Dover and Battersby, opened in 2011 and 2013 respectively, were two spots that you’d point to as models for the style of new Brooklyn neighborhood restaurants that’s since become almost standard. Run by the chefs Joe Ogrodnek and Walker Stern, they were ambitious but (especially Battersby) small places. After Dover closed in 2017, Ogrodnek skipped town (remaining an owner of Battersby until it, too, closed) and, he says, took a bunch of time off and traveled. He stayed off the kitchen grid until September of last year, when it was announced that he’d taken his career in a new but not uncommon direction: as the chef-partner in a new hotel’s all-day café. Called Floret and located in Atelier Ace’s Sister City on the Bowery, it opened in June for breakfast and lunch and tomorrow will expand to dinner, completing the all-day circle.
“I didn’t really see myself working for, doing a restaurant in hotel,” Ogrodnek says. “It was something I never imagined doing. With Battersby and Dover, I kind of fell in love with the small neighborhood restaurant.”
At Floret, he’s serving a different kind of clientele — people who live on and around the Bowery, sure, but also those visiting for business, family, and fun — and working with a new partner. He serves as the culinary partner — “I’m kind of culinary development lead, I suppose you would call it,” he says — working with the executive chef Andrew Whitcomb on developing dishes, putting the menu together, and training staff. Whitcomb is a less familiar name to New Yorkers, but he has worked for some of the country’s best chefs: He was the chef de cuisine of Dominique Crenn’s Petit Crenn, cooked at Ken Oringer’s Earth at Hidden Pond, and was the executive chef at Claus Meyer and Fredrik Berselius’s now-closed Norman.
The date, pistachio, and almond cigars with honey whipped cream. Photo: Grub Street

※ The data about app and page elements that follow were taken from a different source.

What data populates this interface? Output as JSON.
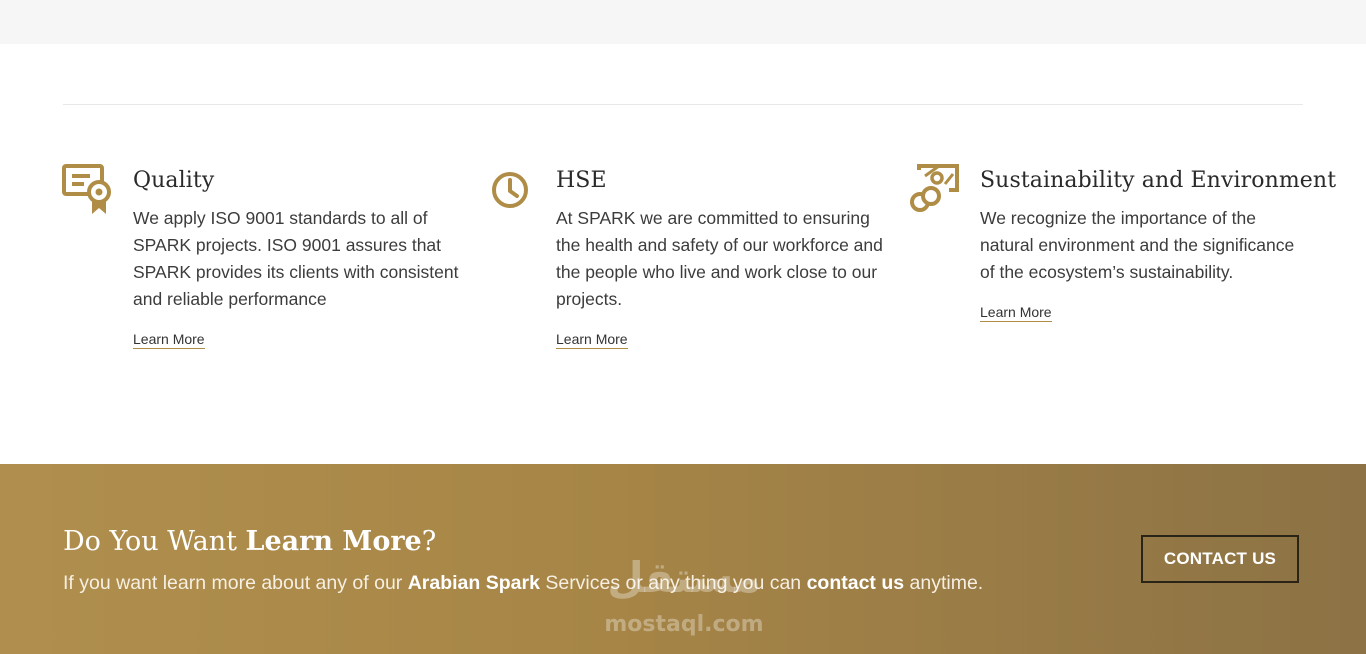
{
  "colors": {
    "accent": "#b08d46",
    "cta_start": "#b08f4e",
    "cta_end": "#8c7245"
  },
  "features": [
    {
      "icon": "certificate-icon",
      "title": "Quality",
      "description": "We apply ISO 9001 standards to all of SPARK projects. ISO 9001 assures that SPARK provides its clients with consistent and reliable performance",
      "link": "Learn More"
    },
    {
      "icon": "clock-icon",
      "title": "HSE",
      "description": "At SPARK we are committed to ensuring the health and safety of our workforce and the people who live and work close to our projects.",
      "link": "Learn More"
    },
    {
      "icon": "environment-icon",
      "title": "Sustainability and Environment",
      "description": "We recognize the importance of the natural environment and the significance of the ecosystem’s sustainability.",
      "link": "Learn More"
    }
  ],
  "cta": {
    "heading_plain": "Do You Want ",
    "heading_bold": "Learn More",
    "heading_end": "?",
    "sub_1": "If you want learn more about any of our ",
    "sub_bold_1": "Arabian Spark",
    "sub_2": " Services or any thing you can ",
    "sub_bold_2": "contact us",
    "sub_3": " anytime.",
    "button": "CONTACT US"
  },
  "watermark": {
    "arabic": "مستقل",
    "latin": "mostaql.com"
  }
}
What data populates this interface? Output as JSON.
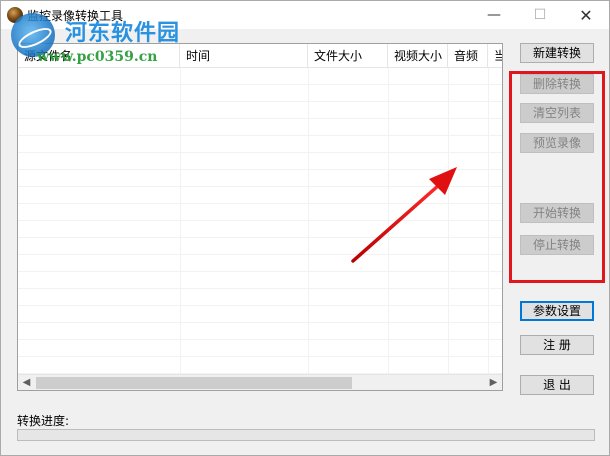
{
  "window": {
    "title": "监控录像转换工具",
    "min_symbol": "—",
    "max_symbol": "☐",
    "close_symbol": "✕"
  },
  "watermark": {
    "name": "河东软件园",
    "url": "www.pc0359.cn"
  },
  "table": {
    "columns": [
      "源文件名",
      "时间",
      "文件大小",
      "视频大小",
      "音频",
      "当"
    ],
    "rows": []
  },
  "buttons": {
    "new_convert": "新建转换",
    "delete_convert": "删除转换",
    "clear_list": "清空列表",
    "preview_video": "预览录像",
    "start_convert": "开始转换",
    "stop_convert": "停止转换",
    "settings": "参数设置",
    "register": "注 册",
    "exit": "退 出"
  },
  "progress": {
    "label": "转换进度:",
    "value": 0
  },
  "colors": {
    "highlight": "#e0161e",
    "accent": "#0078d7"
  }
}
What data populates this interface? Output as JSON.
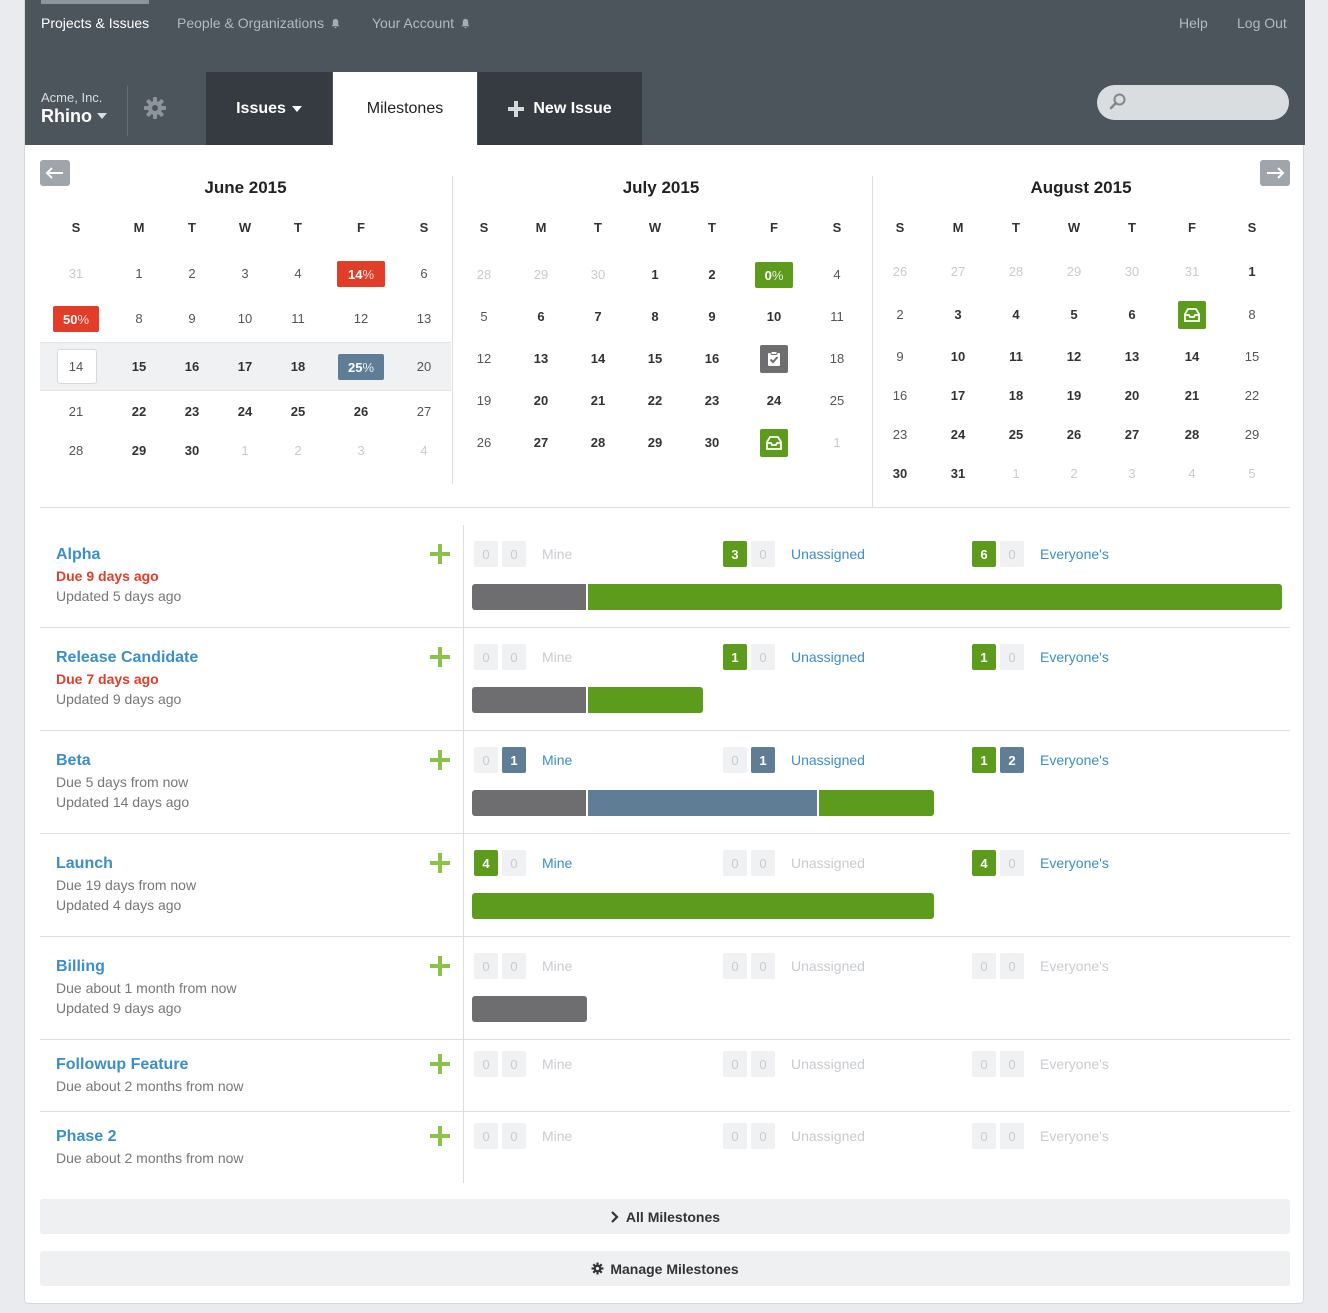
{
  "nav": {
    "projects_issues": "Projects & Issues",
    "people_orgs": "People & Organizations",
    "your_account": "Your Account",
    "help": "Help",
    "logout": "Log Out"
  },
  "org": {
    "name": "Acme, Inc.",
    "project": "Rhino"
  },
  "tabs": {
    "issues": "Issues",
    "milestones": "Milestones",
    "new_issue": "New Issue"
  },
  "search": {
    "placeholder": ""
  },
  "calendars": [
    {
      "title": "June 2015",
      "weekdays": [
        "S",
        "M",
        "T",
        "W",
        "T",
        "F",
        "S"
      ],
      "weeks": [
        [
          "31",
          "1",
          "2",
          "3",
          "4",
          "14%",
          "6"
        ],
        [
          "50%",
          "8",
          "9",
          "10",
          "11",
          "12",
          "13"
        ],
        [
          "14",
          "15",
          "16",
          "17",
          "18",
          "25%",
          "20"
        ],
        [
          "21",
          "22",
          "23",
          "24",
          "25",
          "26",
          "27"
        ],
        [
          "28",
          "29",
          "30",
          "1",
          "2",
          "3",
          "4"
        ]
      ]
    },
    {
      "title": "July 2015",
      "weekdays": [
        "S",
        "M",
        "T",
        "W",
        "T",
        "F",
        "S"
      ],
      "weeks": [
        [
          "28",
          "29",
          "30",
          "1",
          "2",
          "0%",
          "4"
        ],
        [
          "5",
          "6",
          "7",
          "8",
          "9",
          "10",
          "11"
        ],
        [
          "12",
          "13",
          "14",
          "15",
          "16",
          "",
          "18"
        ],
        [
          "19",
          "20",
          "21",
          "22",
          "23",
          "24",
          "25"
        ],
        [
          "26",
          "27",
          "28",
          "29",
          "30",
          "",
          "1"
        ]
      ]
    },
    {
      "title": "August 2015",
      "weekdays": [
        "S",
        "M",
        "T",
        "W",
        "T",
        "F",
        "S"
      ],
      "weeks": [
        [
          "26",
          "27",
          "28",
          "29",
          "30",
          "31",
          "1"
        ],
        [
          "2",
          "3",
          "4",
          "5",
          "6",
          "",
          "8"
        ],
        [
          "9",
          "10",
          "11",
          "12",
          "13",
          "14",
          "15"
        ],
        [
          "16",
          "17",
          "18",
          "19",
          "20",
          "21",
          "22"
        ],
        [
          "23",
          "24",
          "25",
          "26",
          "27",
          "28",
          "29"
        ],
        [
          "30",
          "31",
          "1",
          "2",
          "3",
          "4",
          "5"
        ]
      ]
    }
  ],
  "labels": {
    "mine": "Mine",
    "unassigned": "Unassigned",
    "everyone": "Everyone's"
  },
  "milestones": [
    {
      "title": "Alpha",
      "due": "Due 9 days ago",
      "updated": "Updated 5 days ago",
      "mine": [
        "0",
        "0"
      ],
      "unassigned": [
        "3",
        "0"
      ],
      "everyone": [
        "6",
        "0"
      ]
    },
    {
      "title": "Release Candidate",
      "due": "Due 7 days ago",
      "updated": "Updated 9 days ago",
      "mine": [
        "0",
        "0"
      ],
      "unassigned": [
        "1",
        "0"
      ],
      "everyone": [
        "1",
        "0"
      ]
    },
    {
      "title": "Beta",
      "due": "Due 5 days from now",
      "updated": "Updated 14 days ago",
      "mine": [
        "0",
        "1"
      ],
      "unassigned": [
        "0",
        "1"
      ],
      "everyone": [
        "1",
        "2"
      ]
    },
    {
      "title": "Launch",
      "due": "Due 19 days from now",
      "updated": "Updated 4 days ago",
      "mine": [
        "4",
        "0"
      ],
      "unassigned": [
        "0",
        "0"
      ],
      "everyone": [
        "4",
        "0"
      ]
    },
    {
      "title": "Billing",
      "due": "Due about 1 month from now",
      "updated": "Updated 9 days ago",
      "mine": [
        "0",
        "0"
      ],
      "unassigned": [
        "0",
        "0"
      ],
      "everyone": [
        "0",
        "0"
      ]
    },
    {
      "title": "Followup Feature",
      "due": "Due about 2 months from now",
      "updated": "",
      "mine": [
        "0",
        "0"
      ],
      "unassigned": [
        "0",
        "0"
      ],
      "everyone": [
        "0",
        "0"
      ]
    },
    {
      "title": "Phase 2",
      "due": "Due about 2 months from now",
      "updated": "",
      "mine": [
        "0",
        "0"
      ],
      "unassigned": [
        "0",
        "0"
      ],
      "everyone": [
        "0",
        "0"
      ]
    }
  ],
  "buttons": {
    "all_milestones": "All Milestones",
    "manage_milestones": "Manage Milestones"
  },
  "colors": {
    "nav_bg": "#4c545c",
    "tab_dark": "#353b41",
    "link": "#3a8fcb",
    "green": "#5d9b1c",
    "red": "#e23d28",
    "blue": "#5f7e96",
    "grey": "#6e6e70"
  }
}
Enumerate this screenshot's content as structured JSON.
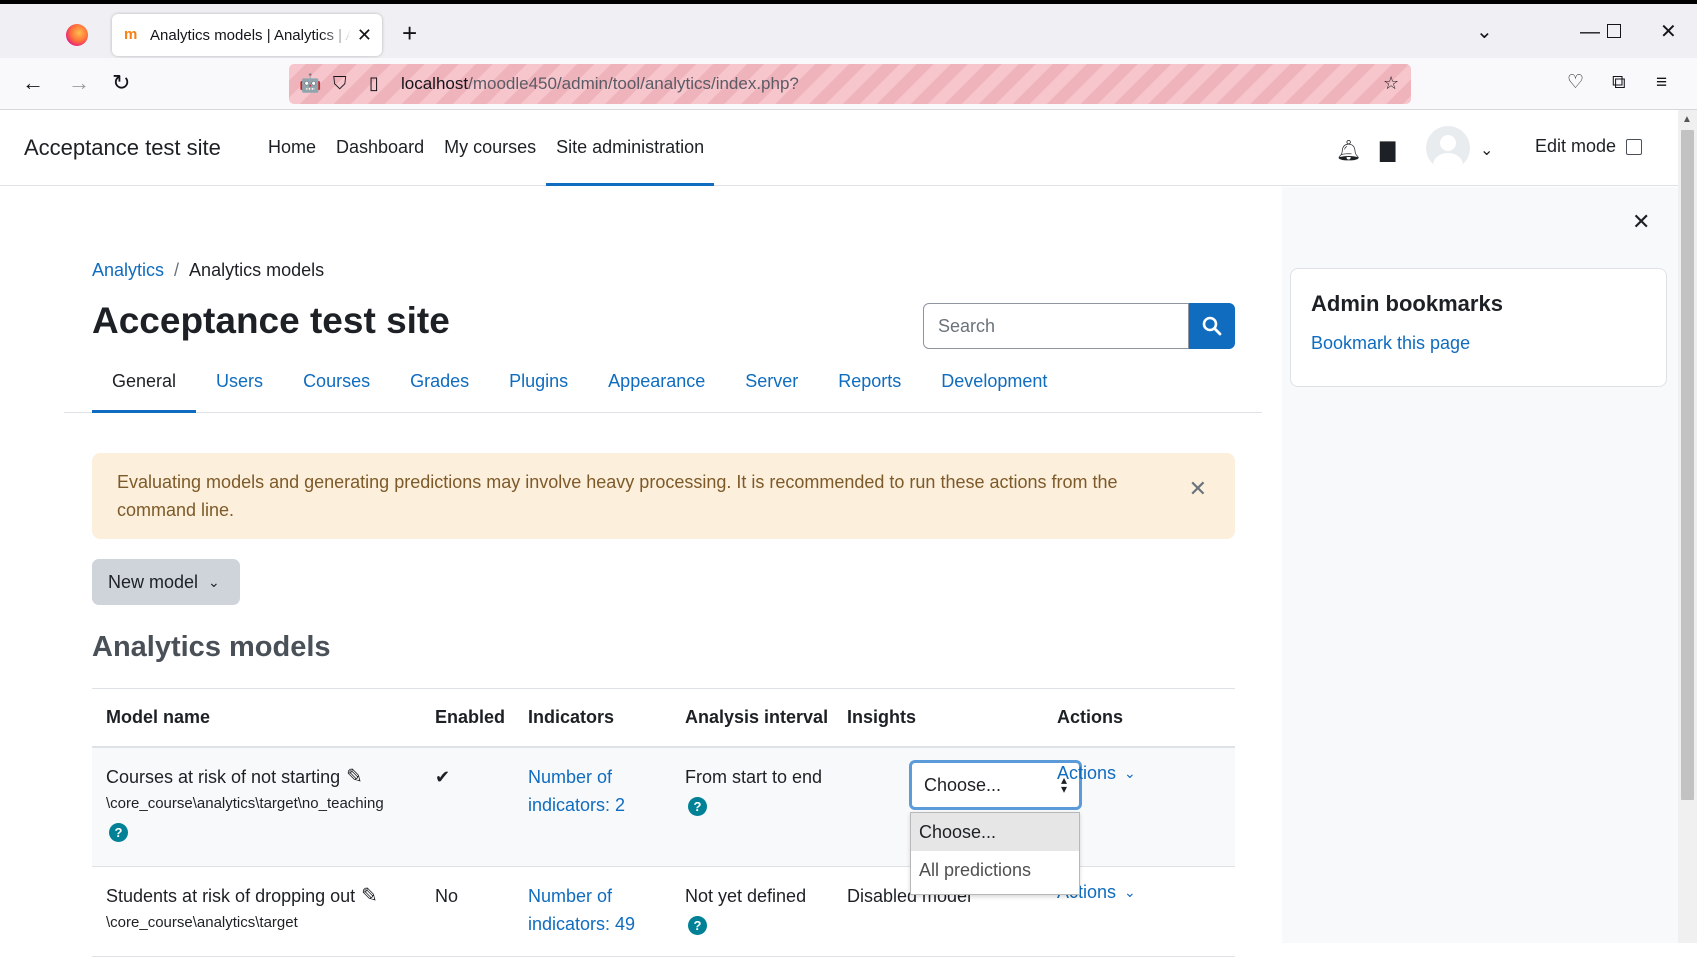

Their menu takes an agnostic approach to ingredients and cuisines, serving hamachi crudo with cucumber-melon gazpacho alongside Japanese eggplant with crispy shallots and palm sugar for appetizers. You’ll find some starches like heirloom beans with garlic pistou, and the entrées run the gamut from roasted lobster with ginger, chili, and lime to veal breast with morels and vin jaune to lamb ribs with cucumber-yogurt and mint. There are only three desserts, but the approach is still applied: You can order your chocolate budino with coffee ice cream and have your date, pistachio, and almond cigars, too.
“The menu is definitely international. It’s a question I get asked a lot, and I think is a valid question. ‘What kind of cuisine would you say this is?’ I don’t really know how to answer that question,” Ogrodnek says. “I just think it’s modern. Everything is so easily accessible that we just have the options to do so many different types of cuisines.”
The restaurant has a full bar, including a nice selection of beer (Cigar City, Radeberger, KCBC) and cocktails like the Roman Highball, made with amaro, ginger, and lime. It’s also significantly larger than any restaurant that Ogrodnek has run before. There are 186 seats total, with most of them in the dining room that, with its mix dark wood tables, tile floor, and scattered plants, blend old and new nicely. An outdoor space looks and like it could lead to a garden just around the corner, and there’s a private dining room for ten, should you have reason to celebrate.
The Japanese eggplant with crispy shallots, peanuts, palm sugar, and mint. Photo: Grub Street
A crispy whole dorade with grilled summer beans, sesame, sambal, and lime that’s meant for two or one very hungry person. Photo: Grub Street
Chilled peekytoe crab with avocado, scallion, green apple, and lemon. Photo: Grub Street
The Rolls Royce cocktail with gin, sweet and dry vermouth, and Benedictine. Photo: Grub Street
Inside! Photo: Grub Street
And out! Photo: Grub Street